■ **TRY IT**:
Below are entries to examine: work out how many lines contain the word "股朋指标网", and give only that number.

——

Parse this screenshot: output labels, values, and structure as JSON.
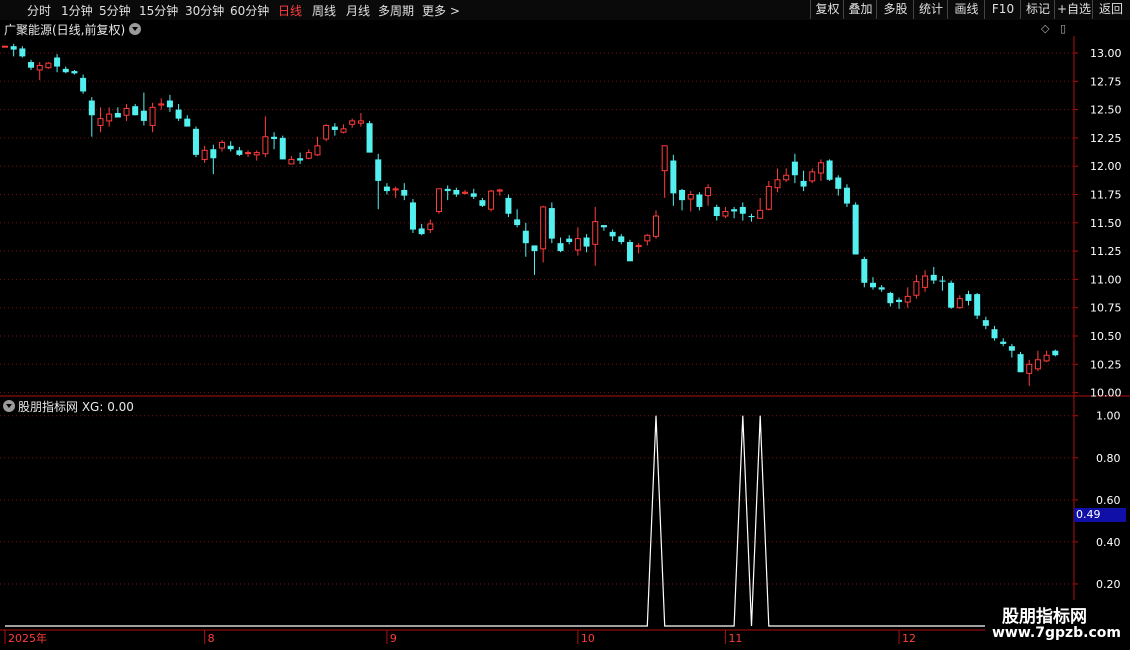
{
  "toolbar": {
    "periods": [
      "分时",
      "1分钟",
      "5分钟",
      "15分钟",
      "30分钟",
      "60分钟",
      "日线",
      "周线",
      "月线",
      "多周期",
      "更多 >"
    ],
    "active_period": "日线",
    "buttons": [
      "复权",
      "叠加",
      "多股",
      "统计",
      "画线",
      "F10",
      "标记",
      "+自选",
      "返回"
    ]
  },
  "main_title": "广聚能源(日线,前复权)",
  "indicator_title": "股朋指标网  XG: 0.00",
  "value_badge": "0.49",
  "watermark": {
    "line1": "股朋指标网",
    "line2": "www.7gpzb.com"
  },
  "colors": {
    "up": "#ff3c3c",
    "down": "#54f0f0",
    "grid": "#7a1010",
    "axis_text": "#ffffff",
    "indicator": "#ffffff",
    "badge": "#1010a8"
  },
  "chart_data": [
    {
      "type": "candlestick",
      "ylim": [
        9.97,
        13.15
      ],
      "yticks": [
        10.0,
        10.25,
        10.5,
        10.75,
        11.0,
        11.25,
        11.5,
        11.75,
        12.0,
        12.25,
        12.5,
        12.75,
        13.0
      ],
      "x_labels": [
        {
          "label": "2025年",
          "index": 0
        },
        {
          "label": "8",
          "index": 23
        },
        {
          "label": "9",
          "index": 44
        },
        {
          "label": "10",
          "index": 66
        },
        {
          "label": "11",
          "index": 83
        },
        {
          "label": "12",
          "index": 103
        }
      ],
      "candles": [
        [
          13.06,
          13.06,
          13.06,
          13.06
        ],
        [
          13.06,
          13.03,
          13.08,
          12.97
        ],
        [
          13.04,
          12.97,
          13.06,
          12.96
        ],
        [
          12.92,
          12.87,
          12.94,
          12.85
        ],
        [
          12.85,
          12.89,
          12.92,
          12.76
        ],
        [
          12.87,
          12.91,
          12.92,
          12.86
        ],
        [
          12.96,
          12.88,
          12.99,
          12.83
        ],
        [
          12.86,
          12.83,
          12.88,
          12.82
        ],
        [
          12.84,
          12.82,
          12.85,
          12.81
        ],
        [
          12.78,
          12.66,
          12.81,
          12.64
        ],
        [
          12.58,
          12.45,
          12.61,
          12.26
        ],
        [
          12.36,
          12.42,
          12.52,
          12.3
        ],
        [
          12.4,
          12.46,
          12.52,
          12.35
        ],
        [
          12.47,
          12.43,
          12.52,
          12.43
        ],
        [
          12.45,
          12.51,
          12.55,
          12.4
        ],
        [
          12.53,
          12.45,
          12.55,
          12.45
        ],
        [
          12.49,
          12.4,
          12.65,
          12.36
        ],
        [
          12.36,
          12.52,
          12.56,
          12.3
        ],
        [
          12.54,
          12.55,
          12.6,
          12.5
        ],
        [
          12.58,
          12.52,
          12.63,
          12.48
        ],
        [
          12.5,
          12.42,
          12.55,
          12.4
        ],
        [
          12.42,
          12.35,
          12.45,
          12.35
        ],
        [
          12.33,
          12.1,
          12.35,
          12.08
        ],
        [
          12.06,
          12.14,
          12.18,
          12.03
        ],
        [
          12.15,
          12.07,
          12.19,
          11.93
        ],
        [
          12.16,
          12.21,
          12.23,
          12.13
        ],
        [
          12.18,
          12.15,
          12.22,
          12.13
        ],
        [
          12.14,
          12.1,
          12.17,
          12.09
        ],
        [
          12.12,
          12.12,
          12.14,
          12.08
        ],
        [
          12.1,
          12.12,
          12.14,
          12.05
        ],
        [
          12.11,
          12.26,
          12.44,
          12.08
        ],
        [
          12.26,
          12.24,
          12.3,
          12.15
        ],
        [
          12.25,
          12.06,
          12.27,
          12.06
        ],
        [
          12.02,
          12.06,
          12.09,
          12.02
        ],
        [
          12.07,
          12.05,
          12.12,
          12.02
        ],
        [
          12.07,
          12.12,
          12.15,
          12.06
        ],
        [
          12.1,
          12.18,
          12.26,
          12.09
        ],
        [
          12.24,
          12.36,
          12.37,
          12.22
        ],
        [
          12.35,
          12.32,
          12.38,
          12.27
        ],
        [
          12.3,
          12.33,
          12.37,
          12.29
        ],
        [
          12.37,
          12.4,
          12.42,
          12.34
        ],
        [
          12.38,
          12.4,
          12.47,
          12.35
        ],
        [
          12.38,
          12.12,
          12.4,
          12.12
        ],
        [
          12.06,
          11.87,
          12.11,
          11.62
        ],
        [
          11.82,
          11.78,
          11.85,
          11.75
        ],
        [
          11.79,
          11.8,
          11.82,
          11.72
        ],
        [
          11.79,
          11.74,
          11.85,
          11.7
        ],
        [
          11.68,
          11.44,
          11.71,
          11.41
        ],
        [
          11.45,
          11.4,
          11.49,
          11.39
        ],
        [
          11.44,
          11.49,
          11.53,
          11.41
        ],
        [
          11.6,
          11.8,
          11.8,
          11.58
        ],
        [
          11.8,
          11.78,
          11.83,
          11.7
        ],
        [
          11.79,
          11.75,
          11.81,
          11.73
        ],
        [
          11.76,
          11.77,
          11.79,
          11.75
        ],
        [
          11.76,
          11.73,
          11.8,
          11.71
        ],
        [
          11.7,
          11.65,
          11.72,
          11.64
        ],
        [
          11.62,
          11.78,
          11.79,
          11.6
        ],
        [
          11.78,
          11.79,
          11.8,
          11.74
        ],
        [
          11.72,
          11.58,
          11.75,
          11.55
        ],
        [
          11.53,
          11.48,
          11.62,
          11.46
        ],
        [
          11.43,
          11.32,
          11.5,
          11.2
        ],
        [
          11.3,
          11.25,
          11.27,
          11.04
        ],
        [
          11.27,
          11.64,
          11.65,
          11.15
        ],
        [
          11.63,
          11.36,
          11.68,
          11.32
        ],
        [
          11.32,
          11.25,
          11.37,
          11.24
        ],
        [
          11.36,
          11.33,
          11.39,
          11.31
        ],
        [
          11.26,
          11.36,
          11.46,
          11.21
        ],
        [
          11.37,
          11.29,
          11.4,
          11.24
        ],
        [
          11.31,
          11.51,
          11.64,
          11.12
        ],
        [
          11.48,
          11.46,
          11.48,
          11.43
        ],
        [
          11.42,
          11.38,
          11.44,
          11.34
        ],
        [
          11.38,
          11.33,
          11.4,
          11.31
        ],
        [
          11.33,
          11.16,
          11.35,
          11.16
        ],
        [
          11.29,
          11.3,
          11.32,
          11.23
        ],
        [
          11.34,
          11.39,
          11.4,
          11.3
        ],
        [
          11.38,
          11.56,
          11.61,
          11.36
        ],
        [
          11.96,
          12.18,
          12.18,
          11.72
        ],
        [
          12.05,
          11.76,
          12.1,
          11.65
        ],
        [
          11.79,
          11.7,
          11.8,
          11.61
        ],
        [
          11.71,
          11.75,
          11.78,
          11.6
        ],
        [
          11.75,
          11.64,
          11.77,
          11.61
        ],
        [
          11.74,
          11.81,
          11.84,
          11.65
        ],
        [
          11.64,
          11.56,
          11.66,
          11.52
        ],
        [
          11.56,
          11.6,
          11.64,
          11.54
        ],
        [
          11.62,
          11.6,
          11.64,
          11.54
        ],
        [
          11.64,
          11.58,
          11.68,
          11.52
        ],
        [
          11.56,
          11.55,
          11.58,
          11.51
        ],
        [
          11.54,
          11.61,
          11.72,
          11.54
        ],
        [
          11.62,
          11.82,
          11.87,
          11.61
        ],
        [
          11.81,
          11.88,
          11.98,
          11.77
        ],
        [
          11.88,
          11.92,
          11.98,
          11.86
        ],
        [
          12.04,
          11.92,
          12.11,
          11.85
        ],
        [
          11.87,
          11.82,
          11.96,
          11.78
        ],
        [
          11.87,
          11.95,
          11.98,
          11.85
        ],
        [
          11.94,
          12.03,
          12.06,
          11.87
        ],
        [
          12.05,
          11.88,
          12.06,
          11.87
        ],
        [
          11.9,
          11.8,
          11.92,
          11.74
        ],
        [
          11.81,
          11.67,
          11.84,
          11.64
        ],
        [
          11.66,
          11.22,
          11.68,
          11.22
        ],
        [
          11.18,
          10.97,
          11.2,
          10.93
        ],
        [
          10.97,
          10.93,
          11.02,
          10.91
        ],
        [
          10.93,
          10.91,
          10.95,
          10.89
        ],
        [
          10.88,
          10.79,
          10.89,
          10.76
        ],
        [
          10.82,
          10.8,
          10.84,
          10.74
        ],
        [
          10.8,
          10.85,
          10.93,
          10.75
        ],
        [
          10.86,
          10.98,
          11.04,
          10.83
        ],
        [
          10.93,
          11.03,
          11.08,
          10.89
        ],
        [
          11.04,
          10.99,
          11.11,
          10.96
        ],
        [
          10.99,
          10.98,
          11.03,
          10.9
        ],
        [
          10.97,
          10.75,
          10.99,
          10.74
        ],
        [
          10.75,
          10.83,
          10.86,
          10.74
        ],
        [
          10.87,
          10.81,
          10.9,
          10.77
        ],
        [
          10.87,
          10.68,
          10.88,
          10.65
        ],
        [
          10.64,
          10.59,
          10.67,
          10.56
        ],
        [
          10.56,
          10.48,
          10.59,
          10.46
        ],
        [
          10.45,
          10.43,
          10.48,
          10.41
        ],
        [
          10.41,
          10.37,
          10.43,
          10.31
        ],
        [
          10.34,
          10.18,
          10.36,
          10.18
        ],
        [
          10.17,
          10.25,
          10.29,
          10.06
        ],
        [
          10.21,
          10.29,
          10.37,
          10.19
        ],
        [
          10.28,
          10.33,
          10.37,
          10.27
        ],
        [
          10.37,
          10.33,
          10.38,
          10.32
        ]
      ]
    },
    {
      "type": "line",
      "name": "XG",
      "ylim": [
        0.0,
        1.07
      ],
      "yticks": [
        0.2,
        0.4,
        0.6,
        0.8,
        1.0
      ],
      "spikes_at_index": [
        75,
        85,
        87
      ],
      "spike_value": 1.0,
      "base_value": 0.0
    }
  ]
}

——

■ **REPLY**:
2